(e) The complaint is not frivolous or vexatious in nature; and

(f) The complaint is made before the expiry of the period of limitation prescribed under the Indian Limitation A ct, 1963 for such claims

Comments

 

Other News

A gender perspective on migration

Khohar, a village located in Alwar district of Rajasthan, nestled in the foothills of Aravalis, is home to 154 families, most of whom are farmers by profession. The village has a large adult population with 65 percent over the age of 18. The village educational levels are relatively low, with household h

Is the political will lacking to make Delhi`s air clean?

Is the political will lacking to make Delhi`s air clean?

For the sunset years

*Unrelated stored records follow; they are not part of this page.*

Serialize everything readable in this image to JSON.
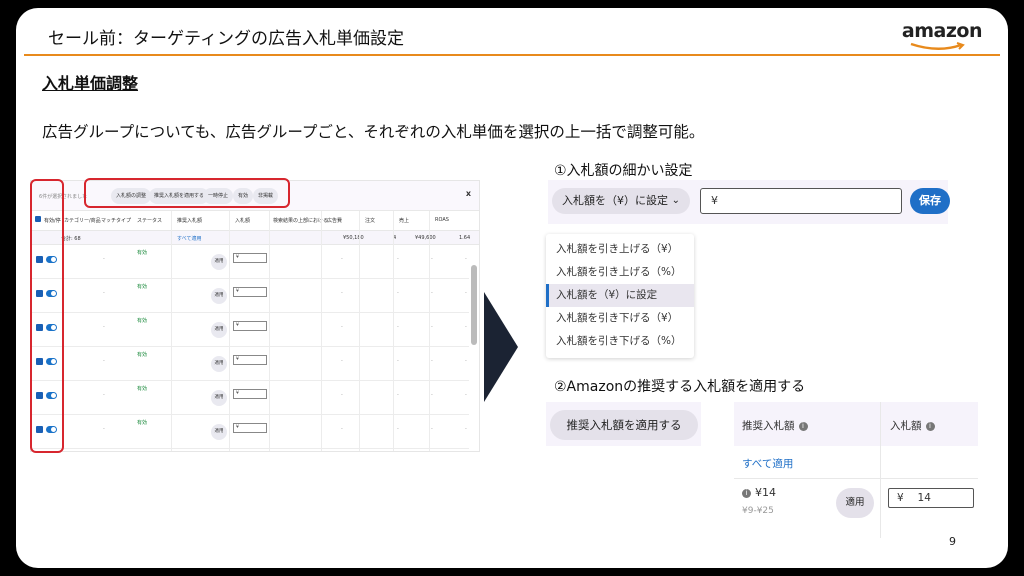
{
  "slide": {
    "title": "セール前：ターゲティングの広告入札単価設定",
    "logo": "amazon",
    "section": "入札単価調整",
    "description": "広告グループについても、広告グループごと、それぞれの入札単価を選択の上一括で調整可能。",
    "page_number": "9"
  },
  "table_shot": {
    "selected_text": "6件が選択されました",
    "toolbar": [
      "入札額の調整",
      "推奨入札額を適用する",
      "一時停止",
      "有効",
      "非掲載"
    ],
    "close": "x",
    "headers": [
      "有効/停",
      "カテゴリー/商品",
      "マッチタイプ",
      "ステータス",
      "推奨入札額",
      "入札額",
      "検索結果の上部における",
      "広告費",
      "注文",
      "売上",
      "ROAS"
    ],
    "totals": {
      "label": "合計: 68",
      "apply_all": "すべて適用",
      "spend": "¥50,180",
      "orders": "4",
      "sales": "¥49,600",
      "roas": "1.64"
    },
    "rows": [
      {
        "status": "有効",
        "apply": "適用",
        "bid": "¥"
      },
      {
        "status": "有効",
        "apply": "適用",
        "bid": "¥"
      },
      {
        "status": "有効",
        "apply": "適用",
        "bid": "¥"
      },
      {
        "status": "有効",
        "apply": "適用",
        "bid": "¥"
      },
      {
        "status": "有効",
        "apply": "適用",
        "bid": "¥"
      },
      {
        "status": "有効",
        "apply": "適用",
        "bid": "¥"
      }
    ]
  },
  "panel1": {
    "title": "①入札額の細かい設定",
    "dropdown": "入札額を（¥）に設定",
    "input": "¥",
    "save": "保存",
    "menu": [
      "入札額を引き上げる（¥）",
      "入札額を引き上げる（%）",
      "入札額を（¥）に設定",
      "入札額を引き下げる（¥）",
      "入札額を引き下げる（%）"
    ],
    "menu_active_index": 2
  },
  "panel2": {
    "title": "②Amazonの推奨する入札額を適用する",
    "apply_button": "推奨入札額を適用する",
    "col_recommended": "推奨入札額",
    "col_bid": "入札額",
    "apply_all": "すべて適用",
    "rec_value": "¥14",
    "rec_range": "¥9-¥25",
    "use_button": "適用",
    "bid_value": "¥　 14"
  },
  "colors": {
    "accent_orange": "#e88a1c",
    "highlight_red": "#d7262e",
    "primary_blue": "#1f6fc7",
    "arrow": "#1b2333"
  }
}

The New Pension Scheme (NPS), the government of India’s flagship pension scheme, has been subject to a number of important reforms in recent times. This is a welcome change from the norm wherein the government’s and the regulators’ interest in pension products is passing at best. The Pe

Who will pay the price of overpopulation?

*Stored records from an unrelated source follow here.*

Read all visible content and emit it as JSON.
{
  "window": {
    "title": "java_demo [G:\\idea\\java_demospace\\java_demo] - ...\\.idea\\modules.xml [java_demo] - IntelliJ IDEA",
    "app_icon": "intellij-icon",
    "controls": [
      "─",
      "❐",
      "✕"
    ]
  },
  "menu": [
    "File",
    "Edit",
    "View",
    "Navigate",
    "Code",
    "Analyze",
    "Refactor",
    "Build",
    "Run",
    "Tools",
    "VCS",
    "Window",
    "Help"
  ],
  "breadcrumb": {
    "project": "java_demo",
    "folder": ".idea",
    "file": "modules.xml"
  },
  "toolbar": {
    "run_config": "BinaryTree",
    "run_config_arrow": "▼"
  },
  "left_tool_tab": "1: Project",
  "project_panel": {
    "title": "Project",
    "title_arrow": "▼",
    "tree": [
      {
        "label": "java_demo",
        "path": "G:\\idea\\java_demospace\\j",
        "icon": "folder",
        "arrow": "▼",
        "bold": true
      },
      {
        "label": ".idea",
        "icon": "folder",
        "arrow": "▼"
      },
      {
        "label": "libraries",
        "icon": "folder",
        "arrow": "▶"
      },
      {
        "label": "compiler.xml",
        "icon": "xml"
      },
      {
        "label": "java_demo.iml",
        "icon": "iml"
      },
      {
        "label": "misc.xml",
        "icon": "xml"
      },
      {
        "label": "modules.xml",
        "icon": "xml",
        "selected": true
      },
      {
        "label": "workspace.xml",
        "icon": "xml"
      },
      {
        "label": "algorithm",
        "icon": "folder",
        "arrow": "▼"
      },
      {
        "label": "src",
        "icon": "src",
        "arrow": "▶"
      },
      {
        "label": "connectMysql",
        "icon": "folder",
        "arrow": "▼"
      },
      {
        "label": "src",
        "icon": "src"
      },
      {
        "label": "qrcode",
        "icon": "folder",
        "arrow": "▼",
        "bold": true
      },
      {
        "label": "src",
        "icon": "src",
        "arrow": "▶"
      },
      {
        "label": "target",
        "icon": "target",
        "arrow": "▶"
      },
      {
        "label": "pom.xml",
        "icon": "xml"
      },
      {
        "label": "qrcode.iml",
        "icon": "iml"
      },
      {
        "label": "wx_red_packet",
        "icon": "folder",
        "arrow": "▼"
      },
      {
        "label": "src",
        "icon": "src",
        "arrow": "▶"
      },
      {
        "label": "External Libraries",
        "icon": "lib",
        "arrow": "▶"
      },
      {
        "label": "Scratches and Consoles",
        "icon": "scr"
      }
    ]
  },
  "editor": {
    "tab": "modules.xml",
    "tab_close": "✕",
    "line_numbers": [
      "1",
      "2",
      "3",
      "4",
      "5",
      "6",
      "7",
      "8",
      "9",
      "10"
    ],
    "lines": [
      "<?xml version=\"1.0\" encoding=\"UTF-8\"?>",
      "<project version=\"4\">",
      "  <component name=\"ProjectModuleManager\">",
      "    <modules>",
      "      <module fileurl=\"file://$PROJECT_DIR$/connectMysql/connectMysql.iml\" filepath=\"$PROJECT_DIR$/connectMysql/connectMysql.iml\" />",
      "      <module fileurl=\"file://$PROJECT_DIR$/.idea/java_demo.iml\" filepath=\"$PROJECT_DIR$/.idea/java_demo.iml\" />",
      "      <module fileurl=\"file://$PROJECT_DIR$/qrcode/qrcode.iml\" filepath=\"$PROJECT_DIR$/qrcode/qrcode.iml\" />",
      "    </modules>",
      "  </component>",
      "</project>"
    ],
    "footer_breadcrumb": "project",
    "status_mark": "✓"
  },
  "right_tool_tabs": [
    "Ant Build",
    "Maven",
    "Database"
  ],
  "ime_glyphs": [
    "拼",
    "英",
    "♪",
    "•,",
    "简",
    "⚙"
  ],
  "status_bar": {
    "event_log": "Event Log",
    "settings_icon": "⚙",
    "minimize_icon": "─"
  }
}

Olden days of civilisation experienced famines and natural disasters that caused human misery. While human population was limited, natural habitats were undisturbed and abundant; so calamities of nature were absorbed without any serious consequences. However, this no longer holds true in the current

Schooling change

Jhunjhunu, in northern Rajasthan, is known for its grand havelis and the frescoes on their walls. But they weren’t on prime minister Narendra Modi’s mind when he spoke of the desert town in his Mann Ki Baat radio talk of March 2018. What he focused on, instead, were the government schools in

The road ahead

A fter mixed response from the EPC (engineering, procurement and construction) and BOT-Annuity (build, own, transfer) model, the road sector in India is exploring the Hybrid Annuity Model (HAM) for roadways construction. In HAM, 40 percent of the project cost is provided by the government as ‘const

Current Issue

Current Issue

Video

CM Nitish’s convoy attacked in Buxar

Opinion

Facebook    Twitter    Google Plus    Linkedin    Subscribe Newsletter

Twitter